The company last week eliminated fares in an effort to limit contact between passengers and drivers. Passengers now enter through the rear door unless they require the boarding ramp and are asked to sit one per row unless families are riding together. Violators of these policies will be subject to removal from the bus.
“Immediately after suspending fares, our ridership jumped by several thousand trips a day. Some were kids out of school with energy to burn and some were people wanting to enjoy the beautiful spring weather,” CEO Julie Timm said in a statement. “But some were budget-conscious people looking for employment, making trips to the grocery store, or going to the doctor.
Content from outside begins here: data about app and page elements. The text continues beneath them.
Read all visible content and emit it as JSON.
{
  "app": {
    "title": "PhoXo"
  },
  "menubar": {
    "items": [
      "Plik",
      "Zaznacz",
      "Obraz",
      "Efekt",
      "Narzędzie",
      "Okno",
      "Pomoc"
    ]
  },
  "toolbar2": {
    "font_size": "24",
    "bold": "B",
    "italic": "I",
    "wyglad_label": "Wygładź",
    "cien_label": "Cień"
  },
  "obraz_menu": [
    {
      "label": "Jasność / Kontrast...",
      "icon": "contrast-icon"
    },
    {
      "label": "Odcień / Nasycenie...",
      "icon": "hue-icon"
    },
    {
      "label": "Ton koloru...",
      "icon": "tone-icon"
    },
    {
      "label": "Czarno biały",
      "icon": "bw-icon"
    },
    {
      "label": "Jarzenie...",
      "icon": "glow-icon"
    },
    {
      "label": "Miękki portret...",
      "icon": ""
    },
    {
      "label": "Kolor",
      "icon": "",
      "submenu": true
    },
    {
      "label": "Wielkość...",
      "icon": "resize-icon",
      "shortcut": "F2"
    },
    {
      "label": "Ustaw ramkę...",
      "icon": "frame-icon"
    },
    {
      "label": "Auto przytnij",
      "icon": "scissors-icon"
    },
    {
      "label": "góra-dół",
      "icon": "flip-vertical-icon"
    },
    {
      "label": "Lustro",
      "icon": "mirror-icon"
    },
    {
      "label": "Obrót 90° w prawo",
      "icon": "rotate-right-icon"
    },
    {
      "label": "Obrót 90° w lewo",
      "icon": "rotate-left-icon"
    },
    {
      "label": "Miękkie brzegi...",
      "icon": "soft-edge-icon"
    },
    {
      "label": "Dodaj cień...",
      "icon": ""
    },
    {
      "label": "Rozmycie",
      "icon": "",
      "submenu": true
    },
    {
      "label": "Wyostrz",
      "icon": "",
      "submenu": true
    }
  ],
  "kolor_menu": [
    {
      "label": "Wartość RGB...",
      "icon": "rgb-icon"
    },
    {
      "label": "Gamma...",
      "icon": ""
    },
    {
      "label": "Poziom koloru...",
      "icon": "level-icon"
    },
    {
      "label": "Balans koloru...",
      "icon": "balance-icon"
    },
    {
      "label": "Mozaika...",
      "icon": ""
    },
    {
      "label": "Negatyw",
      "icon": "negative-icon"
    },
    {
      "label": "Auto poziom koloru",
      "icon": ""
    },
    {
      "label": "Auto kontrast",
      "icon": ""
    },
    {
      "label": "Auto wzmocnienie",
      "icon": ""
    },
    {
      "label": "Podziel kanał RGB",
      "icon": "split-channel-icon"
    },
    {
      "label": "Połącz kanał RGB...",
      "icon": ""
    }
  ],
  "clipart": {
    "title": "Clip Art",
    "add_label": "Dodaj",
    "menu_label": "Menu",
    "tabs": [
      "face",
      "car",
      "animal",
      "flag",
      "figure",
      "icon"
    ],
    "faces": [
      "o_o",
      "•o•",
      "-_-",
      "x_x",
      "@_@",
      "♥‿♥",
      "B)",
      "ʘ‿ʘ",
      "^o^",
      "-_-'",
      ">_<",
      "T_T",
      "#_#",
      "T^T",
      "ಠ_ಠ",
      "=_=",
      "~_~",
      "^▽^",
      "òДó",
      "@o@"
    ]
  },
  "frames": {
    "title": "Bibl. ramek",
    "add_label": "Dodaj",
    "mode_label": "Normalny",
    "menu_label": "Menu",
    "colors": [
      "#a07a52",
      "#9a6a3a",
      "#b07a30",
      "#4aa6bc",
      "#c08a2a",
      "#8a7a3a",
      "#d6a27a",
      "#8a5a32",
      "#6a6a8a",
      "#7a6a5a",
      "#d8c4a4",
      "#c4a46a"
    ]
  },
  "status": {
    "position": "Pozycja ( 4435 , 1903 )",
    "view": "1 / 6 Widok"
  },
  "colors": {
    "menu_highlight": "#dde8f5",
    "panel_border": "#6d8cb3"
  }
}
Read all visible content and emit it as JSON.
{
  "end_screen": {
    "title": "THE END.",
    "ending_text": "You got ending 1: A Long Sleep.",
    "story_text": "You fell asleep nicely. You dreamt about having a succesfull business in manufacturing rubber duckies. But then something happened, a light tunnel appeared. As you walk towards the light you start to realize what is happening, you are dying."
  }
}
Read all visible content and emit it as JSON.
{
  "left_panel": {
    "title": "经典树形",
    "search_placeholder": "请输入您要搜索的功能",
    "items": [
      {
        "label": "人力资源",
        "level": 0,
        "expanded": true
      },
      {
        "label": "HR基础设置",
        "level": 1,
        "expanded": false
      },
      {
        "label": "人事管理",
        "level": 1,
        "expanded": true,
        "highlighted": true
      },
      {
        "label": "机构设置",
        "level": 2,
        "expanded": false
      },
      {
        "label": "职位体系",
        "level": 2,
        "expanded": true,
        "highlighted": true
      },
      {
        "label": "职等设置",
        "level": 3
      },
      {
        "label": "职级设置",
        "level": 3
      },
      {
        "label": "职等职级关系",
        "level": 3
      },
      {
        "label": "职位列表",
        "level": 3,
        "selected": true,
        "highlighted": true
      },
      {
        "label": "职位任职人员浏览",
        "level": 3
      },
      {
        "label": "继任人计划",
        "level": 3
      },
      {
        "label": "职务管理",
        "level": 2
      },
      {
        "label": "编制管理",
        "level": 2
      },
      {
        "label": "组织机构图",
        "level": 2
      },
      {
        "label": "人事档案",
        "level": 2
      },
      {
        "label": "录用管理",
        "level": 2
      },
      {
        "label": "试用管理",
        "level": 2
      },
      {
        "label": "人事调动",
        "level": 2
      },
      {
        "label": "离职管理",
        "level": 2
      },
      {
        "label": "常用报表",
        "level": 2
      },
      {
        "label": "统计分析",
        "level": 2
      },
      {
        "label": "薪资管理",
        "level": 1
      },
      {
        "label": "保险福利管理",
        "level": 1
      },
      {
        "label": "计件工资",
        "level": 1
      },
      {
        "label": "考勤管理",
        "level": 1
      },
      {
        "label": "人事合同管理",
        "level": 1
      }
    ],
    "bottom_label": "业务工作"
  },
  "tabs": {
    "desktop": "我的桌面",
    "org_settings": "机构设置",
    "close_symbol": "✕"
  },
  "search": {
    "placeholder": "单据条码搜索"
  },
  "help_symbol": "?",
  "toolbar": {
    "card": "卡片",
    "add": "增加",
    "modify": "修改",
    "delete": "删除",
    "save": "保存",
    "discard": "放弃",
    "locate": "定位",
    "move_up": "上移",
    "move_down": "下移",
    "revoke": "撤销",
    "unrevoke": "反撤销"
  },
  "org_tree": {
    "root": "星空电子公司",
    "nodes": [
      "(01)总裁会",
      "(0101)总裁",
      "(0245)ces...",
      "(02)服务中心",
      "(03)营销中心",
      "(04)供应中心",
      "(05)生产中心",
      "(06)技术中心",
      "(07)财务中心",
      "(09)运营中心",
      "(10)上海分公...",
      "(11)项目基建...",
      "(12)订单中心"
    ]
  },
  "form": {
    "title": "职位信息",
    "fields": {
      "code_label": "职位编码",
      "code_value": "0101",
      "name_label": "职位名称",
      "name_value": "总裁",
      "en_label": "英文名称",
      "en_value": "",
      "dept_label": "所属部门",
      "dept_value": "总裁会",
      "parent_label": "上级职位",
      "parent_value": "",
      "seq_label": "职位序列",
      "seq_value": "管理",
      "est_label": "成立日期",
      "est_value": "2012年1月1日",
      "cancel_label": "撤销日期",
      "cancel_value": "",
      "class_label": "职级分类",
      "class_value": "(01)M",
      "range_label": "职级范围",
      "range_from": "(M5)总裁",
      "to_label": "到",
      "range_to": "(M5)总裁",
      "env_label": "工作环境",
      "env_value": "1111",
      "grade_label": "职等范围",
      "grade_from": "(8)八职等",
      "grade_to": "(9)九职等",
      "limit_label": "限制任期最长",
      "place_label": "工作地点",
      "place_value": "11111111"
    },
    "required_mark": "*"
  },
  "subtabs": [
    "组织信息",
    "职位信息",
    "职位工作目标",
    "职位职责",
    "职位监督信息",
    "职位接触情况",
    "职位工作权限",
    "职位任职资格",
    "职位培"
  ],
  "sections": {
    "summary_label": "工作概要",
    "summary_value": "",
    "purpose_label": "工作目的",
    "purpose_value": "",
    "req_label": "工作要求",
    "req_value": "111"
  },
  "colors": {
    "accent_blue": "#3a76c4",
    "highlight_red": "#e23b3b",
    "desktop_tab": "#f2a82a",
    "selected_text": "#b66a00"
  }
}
While overall daily ridership is still well-below normal levels, we need to take additional measures for those who desperately need our service during this crisis.”
VCU clinical trials
VCU Health said Tuesday that it was working on a potential treatment for moderate and severe cases of the virus.
Researchers with Virginia Commonwealth University received approval from the National Institutes of Health to enroll patients in two global clinical trials testing an antiviral drug called remdesivir, which was previously tested on people with Ebola and showed promise in animal trials for Middle East respiratory syndrome (MERS) and severe acute respiratory syndrome (SARS), which are caused by other coronaviruses, according to the NIH.
VCU is one of a handful of institutions in the U.S. to make these clinical trials available for patients, according to a news release from the university.
Trial patients with moderate cases could undergo five or 10-day remdesivir treatments, or no treatment; patients with severe cases are randomly assigned to five or 10-day remdesivir treatments.
The state’s liquor monopoly will reduce operating hours at 364 stores, in addition to the 24 stores on the Peninsula that already are operating under limited hours because of the COVID-19 virus.
Currently, state ABC stores operate from 10 a.m. to as late as 10 p.m., but they will operate from noon to 7 p.m. seven days a week, beginning on Friday.
In a statement on Tuesday, ABC said the reduced operating hours would give the authority more time to restock shelves, more flexibility in staffing and the opportunity to “thoroughly disinfect store surfaces to protect employees and customers.”